» **REQUIRED ACTION**: Work through the records below, line by line, and say how many lines include "Block", with nothing else.

» **RECORDS SHOWN**:
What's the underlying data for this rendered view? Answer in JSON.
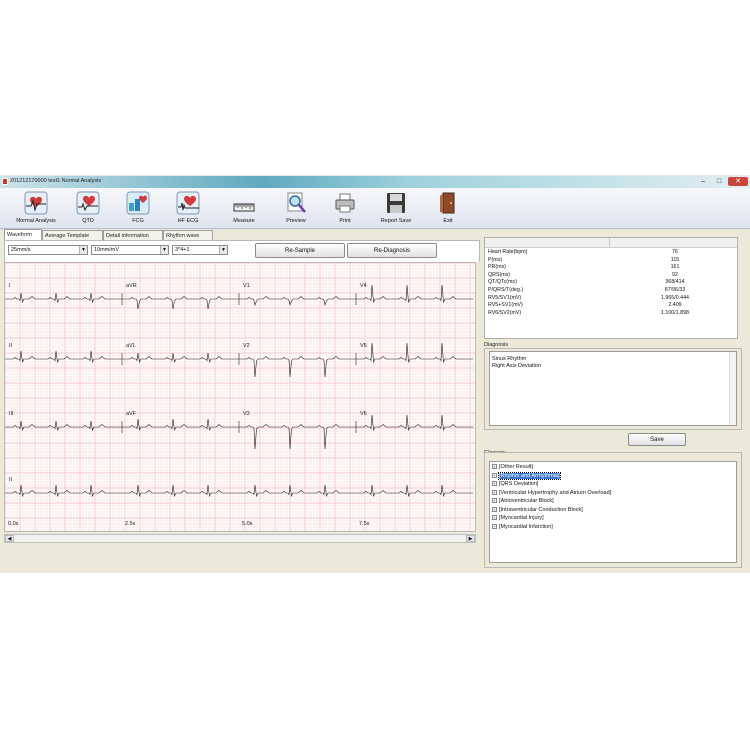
{
  "window": {
    "title": "201212170000  test1  Normal Analysis",
    "controls": {
      "minimize": "–",
      "maximize": "□",
      "close": "✕"
    }
  },
  "toolbar": {
    "items": [
      {
        "label": "Normal Analysis",
        "icon": "ecg-heart-icon"
      },
      {
        "label": "QTD",
        "icon": "qtd-heart-icon"
      },
      {
        "label": "FCG",
        "icon": "fcg-chart-icon"
      },
      {
        "label": "HF ECG",
        "icon": "hf-ecg-icon"
      },
      {
        "label": "Measure",
        "icon": "ruler-icon"
      },
      {
        "label": "Preview",
        "icon": "magnifier-icon"
      },
      {
        "label": "Print",
        "icon": "printer-icon"
      },
      {
        "label": "Report Save",
        "icon": "floppy-disk-icon"
      },
      {
        "label": "Exit",
        "icon": "exit-door-icon"
      }
    ]
  },
  "tabs": [
    "Waveform",
    "Average Template",
    "Detail information",
    "Rhythm wave"
  ],
  "controls": {
    "speed": "25mm/s",
    "gain": "10mm/mV",
    "layout": "3*4+1",
    "resample": "Re-Sample",
    "rediagnosis": "Re-Diagnosis"
  },
  "ecg": {
    "lead_labels": [
      "I",
      "aVR",
      "V1",
      "V4",
      "II",
      "aVL",
      "V2",
      "V5",
      "III",
      "aVF",
      "V3",
      "V6",
      "II"
    ],
    "time_labels": [
      "0.0s",
      "2.5s",
      "5.0s",
      "7.5s"
    ],
    "grid_color": "#f2b8b8",
    "trace_color": "#202020"
  },
  "measurements": [
    {
      "key": "Heart Rate(bpm)",
      "value": "76"
    },
    {
      "key": "P(ms)",
      "value": "115"
    },
    {
      "key": "PR(ms)",
      "value": "161"
    },
    {
      "key": "QRS(ms)",
      "value": "92"
    },
    {
      "key": "QT/QTc(ms)",
      "value": "368/414"
    },
    {
      "key": "P/QRS/T(deg.)",
      "value": "67/96/33"
    },
    {
      "key": "RV5/SV1(mV)",
      "value": "1.965/0.444"
    },
    {
      "key": "RV5+SV1(mV)",
      "value": "2.409"
    },
    {
      "key": "RV6/SV2(mV)",
      "value": "1.100/1.898"
    }
  ],
  "diagnosis": {
    "label": "Diagnosis",
    "lines": [
      "Sinus Rhythm",
      "Right Axis Deviation"
    ]
  },
  "save_button": "Save",
  "glossary": {
    "label": "Glossary",
    "items": [
      {
        "text": "[Other Result]",
        "selected": false
      },
      {
        "text": "[Rhythm and Arrhythmia]",
        "selected": true
      },
      {
        "text": "[QRS Deviation]",
        "selected": false
      },
      {
        "text": "[Ventricular Hypertrophy and Atrium  Overload]",
        "selected": false
      },
      {
        "text": "[Atrioventricular Block]",
        "selected": false
      },
      {
        "text": "[Intraventricular Conduction Block]",
        "selected": false
      },
      {
        "text": "[Myocardial Injury]",
        "selected": false
      },
      {
        "text": "[Myocardial Infarction]",
        "selected": false
      }
    ]
  }
}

» **SOLUTION TO THE PROBLEM**: 2